**Your assignment**. Every record that follows is to be copied exactly, with the pictures omitted.

**Data listing**.
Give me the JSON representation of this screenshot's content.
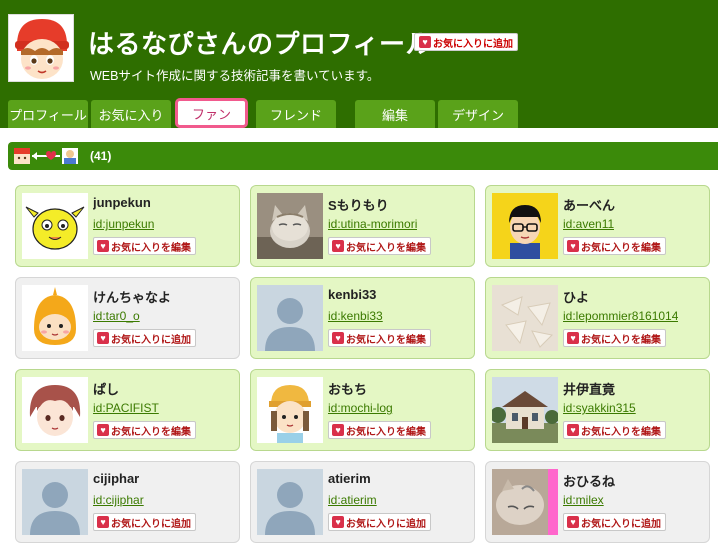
{
  "profile": {
    "title": "はるなぴさんのプロフィール",
    "fav_add_label": "お気に入りに追加",
    "description": "WEBサイト作成に関する技術記事を書いています。"
  },
  "tabs": [
    {
      "label": "プロフィール"
    },
    {
      "label": "お気に入り"
    },
    {
      "label": "ファン",
      "active": true
    },
    {
      "label": "フレンド"
    },
    {
      "label": "編集"
    },
    {
      "label": "デザイン"
    }
  ],
  "fans": {
    "count_label": "(41)"
  },
  "cards": [
    {
      "name": "junpekun",
      "id": "id:junpekun",
      "button": "お気に入りを編集",
      "style": "green"
    },
    {
      "name": "Sもりもり",
      "id": "id:utina-morimori",
      "button": "お気に入りを編集",
      "style": "green"
    },
    {
      "name": "あーべん",
      "id": "id:aven11",
      "button": "お気に入りを編集",
      "style": "green"
    },
    {
      "name": "けんちゃなよ",
      "id": "id:tar0_o",
      "button": "お気に入りに追加",
      "style": "plain"
    },
    {
      "name": "kenbi33",
      "id": "id:kenbi33",
      "button": "お気に入りを編集",
      "style": "green"
    },
    {
      "name": "ひよ",
      "id": "id:lepommier8161014",
      "button": "お気に入りを編集",
      "style": "green"
    },
    {
      "name": "ぱし",
      "id": "id:PACIFIST",
      "button": "お気に入りを編集",
      "style": "green"
    },
    {
      "name": "おもち",
      "id": "id:mochi-log",
      "button": "お気に入りを編集",
      "style": "green"
    },
    {
      "name": "井伊直竟",
      "id": "id:syakkin315",
      "button": "お気に入りを編集",
      "style": "green"
    },
    {
      "name": "cijiphar",
      "id": "id:cijiphar",
      "button": "お気に入りに追加",
      "style": "plain"
    },
    {
      "name": "atierim",
      "id": "id:atierim",
      "button": "お気に入りに追加",
      "style": "plain"
    },
    {
      "name": "おひるね",
      "id": "id:milex",
      "button": "お気に入りに追加",
      "style": "plain"
    }
  ]
}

**Result of this task**.
Give me the JSON representation of this screenshot's content.
{
  "profile": {
    "title": "はるなぴさんのプロフィール",
    "fav_add_label": "お気に入りに追加",
    "description": "WEBサイト作成に関する技術記事を書いています。"
  },
  "tabs": [
    {
      "label": "プロフィール"
    },
    {
      "label": "お気に入り"
    },
    {
      "label": "ファン",
      "active": true
    },
    {
      "label": "フレンド"
    },
    {
      "label": "編集"
    },
    {
      "label": "デザイン"
    }
  ],
  "fans": {
    "count_label": "(41)"
  },
  "cards": [
    {
      "name": "junpekun",
      "id": "id:junpekun",
      "button": "お気に入りを編集",
      "style": "green"
    },
    {
      "name": "Sもりもり",
      "id": "id:utina-morimori",
      "button": "お気に入りを編集",
      "style": "green"
    },
    {
      "name": "あーべん",
      "id": "id:aven11",
      "button": "お気に入りを編集",
      "style": "green"
    },
    {
      "name": "けんちゃなよ",
      "id": "id:tar0_o",
      "button": "お気に入りに追加",
      "style": "plain"
    },
    {
      "name": "kenbi33",
      "id": "id:kenbi33",
      "button": "お気に入りを編集",
      "style": "green"
    },
    {
      "name": "ひよ",
      "id": "id:lepommier8161014",
      "button": "お気に入りを編集",
      "style": "green"
    },
    {
      "name": "ぱし",
      "id": "id:PACIFIST",
      "button": "お気に入りを編集",
      "style": "green"
    },
    {
      "name": "おもち",
      "id": "id:mochi-log",
      "button": "お気に入りを編集",
      "style": "green"
    },
    {
      "name": "井伊直竟",
      "id": "id:syakkin315",
      "button": "お気に入りを編集",
      "style": "green"
    },
    {
      "name": "cijiphar",
      "id": "id:cijiphar",
      "button": "お気に入りに追加",
      "style": "plain"
    },
    {
      "name": "atierim",
      "id": "id:atierim",
      "button": "お気に入りに追加",
      "style": "plain"
    },
    {
      "name": "おひるね",
      "id": "id:milex",
      "button": "お気に入りに追加",
      "style": "plain"
    }
  ]
}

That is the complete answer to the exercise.